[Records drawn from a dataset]
_ _ _ _ _
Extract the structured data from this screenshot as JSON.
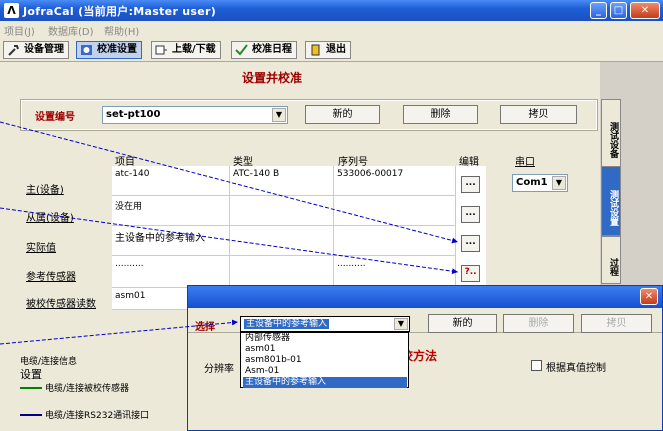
{
  "window": {
    "title": "JofraCal (当前用户:Master user)",
    "icon_letter": "Λ"
  },
  "menu": [
    "项目(J)",
    "数据库(D)",
    "帮助(H)"
  ],
  "toolbar": [
    {
      "label": "设备管理"
    },
    {
      "label": "校准设置"
    },
    {
      "label": "上载/下载"
    },
    {
      "label": "校准日程"
    },
    {
      "label": "退出"
    }
  ],
  "page_heading": "设置并校准",
  "setup": {
    "label": "设置编号",
    "value": "set-pt100",
    "new_btn": "新的",
    "delete_btn": "删除",
    "copy_btn": "拷贝"
  },
  "columns": {
    "item": "项目",
    "type": "类型",
    "serial": "序列号",
    "edit": "编辑",
    "port": "串口"
  },
  "rows": [
    {
      "label": "主(设备)",
      "item": "atc-140",
      "type": "ATC-140 B",
      "serial": "533006-00017",
      "edit": "...",
      "port": "Com1"
    },
    {
      "label": "从属(设备)",
      "item": "没在用",
      "type": "",
      "serial": "",
      "edit": "..."
    },
    {
      "label": "实际值",
      "item": "主设备中的参考输入",
      "type": "",
      "serial": "",
      "edit": "..."
    },
    {
      "label": "参考传感器",
      "item": "..........",
      "type": "",
      "serial": "..........",
      "edit": "?.."
    },
    {
      "label": "被校传感器读数",
      "item": "asm01",
      "type": "",
      "serial": ""
    }
  ],
  "side_tabs": [
    "测试设备",
    "测试设置",
    "过程"
  ],
  "legend": {
    "title": "电缆/连接信息",
    "subtitle": "设置",
    "items": [
      {
        "label": "电缆/连接被校传感器",
        "color": "#008000"
      },
      {
        "label": "电缆/连接RS232通讯接口",
        "color": "#000080"
      }
    ]
  },
  "dialog": {
    "select_label": "选择",
    "select_value": "主设备中的参考输入",
    "new_btn": "新的",
    "delete_btn": "删除",
    "copy_btn": "拷贝",
    "options": [
      "内部传感器",
      "asm01",
      "asm801b-01",
      "Asm-01",
      "主设备中的参考输入"
    ],
    "resolution_label": "分辨率",
    "method_partial": "校方法",
    "control_checkbox": "根据真值控制"
  },
  "colors": {
    "accent_red": "#a00000",
    "title_blue": "#1f5fd6",
    "arrow_blue": "#0000cc"
  }
}
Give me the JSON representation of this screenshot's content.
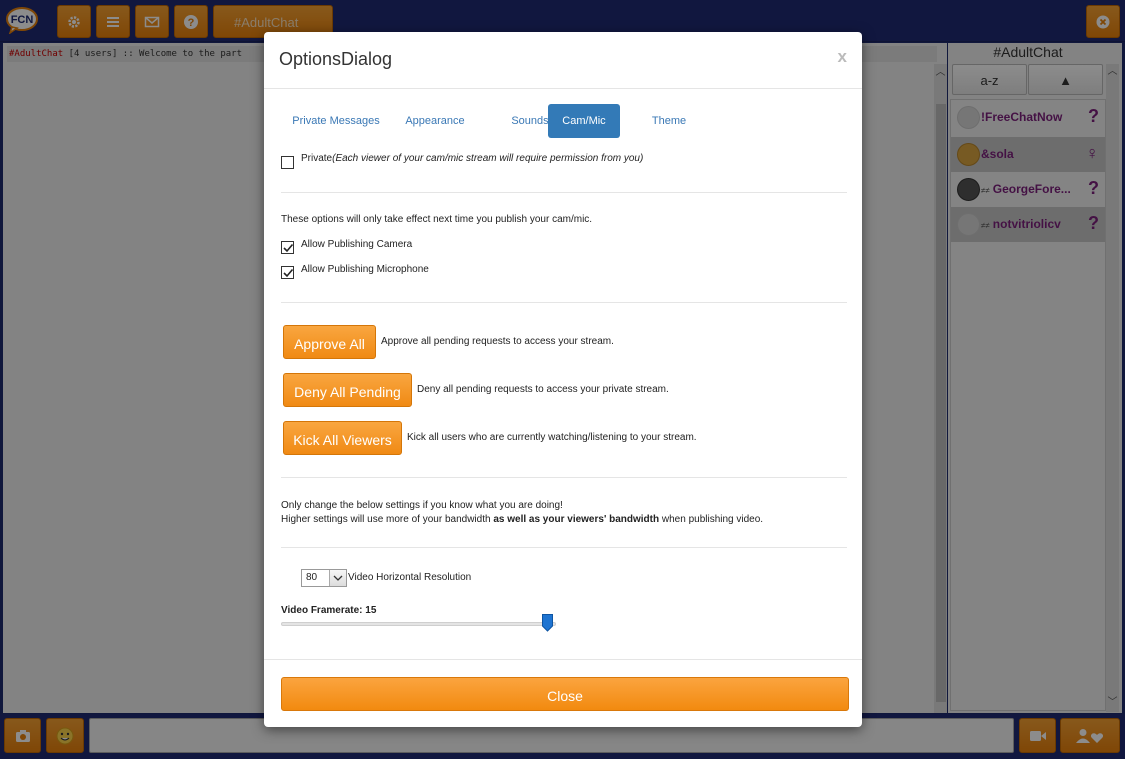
{
  "app": {
    "logo_text": "FCN",
    "channel_tab": "#AdultChat",
    "chat_line": {
      "channel": "#AdultChat",
      "rest": " [4 users] :: Welcome to the part"
    }
  },
  "user_panel": {
    "title": "#AdultChat",
    "sort_az": "a-z",
    "sort_dir": "▲",
    "users": [
      {
        "name": "!FreeChatNow",
        "status": "?",
        "tag": ""
      },
      {
        "name": "&sola",
        "status": "♀",
        "tag": ""
      },
      {
        "name": "GeorgeFore...",
        "status": "?",
        "tag": "≠≠"
      },
      {
        "name": "notvitriolicv",
        "status": "?",
        "tag": "≠≠"
      }
    ]
  },
  "dialog": {
    "title": "OptionsDialog",
    "close_x": "x",
    "tabs": [
      "Private Messages",
      "Appearance",
      "Sounds",
      "Cam/Mic",
      "Theme"
    ],
    "active_tab": "Cam/Mic",
    "private_label": "Private",
    "private_hint": "(Each viewer of your cam/mic stream will require permission from you)",
    "private_checked": false,
    "publish_note": "These options will only take effect next time you publish your cam/mic.",
    "allow_camera": "Allow Publishing Camera",
    "allow_camera_checked": true,
    "allow_mic": "Allow Publishing Microphone",
    "allow_mic_checked": true,
    "approve_all": "Approve All",
    "approve_all_desc": "Approve all pending requests to access your stream.",
    "deny_all": "Deny All Pending",
    "deny_all_desc": "Deny all pending requests to access your private stream.",
    "kick_all": "Kick All Viewers",
    "kick_all_desc": "Kick all users who are currently watching/listening to your stream.",
    "warn_line1": "Only change the below settings if you know what you are doing!",
    "warn_line2_a": "Higher settings will use more of your bandwidth ",
    "warn_line2_b": "as well as your viewers' bandwidth",
    "warn_line2_c": " when publishing video.",
    "resolution_value": "80",
    "resolution_label": "Video Horizontal Resolution",
    "framerate_label": "Video Framerate: 15",
    "framerate_fraction": 0.97,
    "close_button": "Close"
  },
  "colors": {
    "accent_orange": "#f08a14",
    "navy": "#1f2b73",
    "active_tab": "#337ab7",
    "username": "#7d1f7d"
  }
}
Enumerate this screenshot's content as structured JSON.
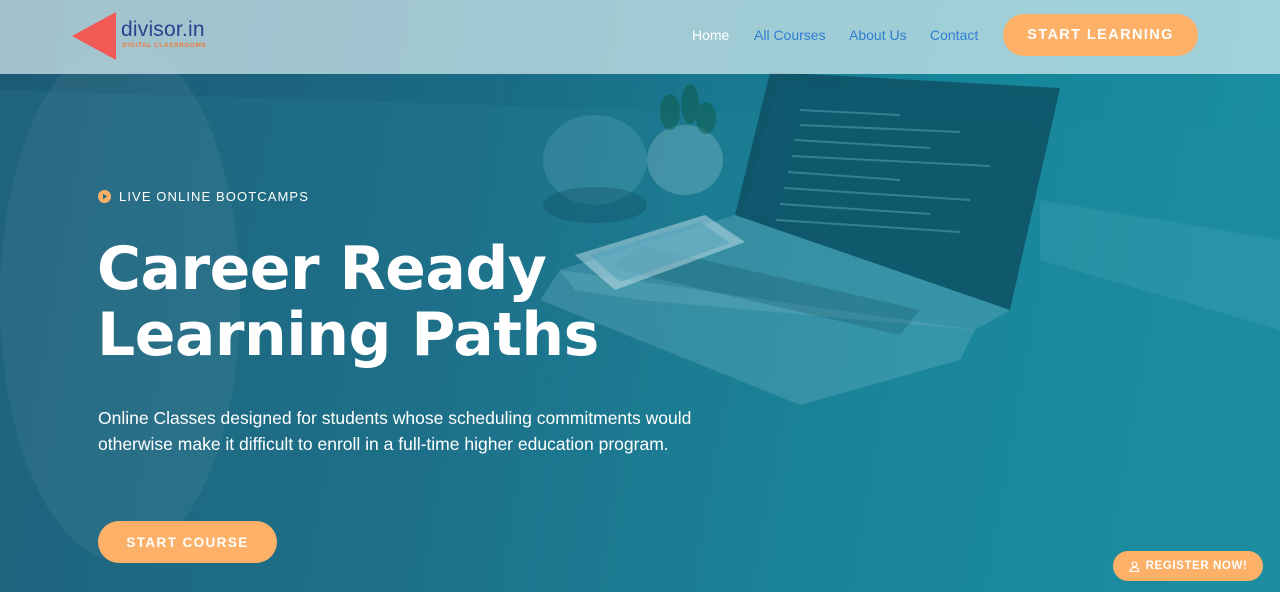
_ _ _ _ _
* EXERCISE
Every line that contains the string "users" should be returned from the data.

* TASK ANSWER
      "rest": " [4 users] :: Welcome to the part"
    "users": [
    "kick_all_desc": "Kick all users who are currently watching/listening to your stream.",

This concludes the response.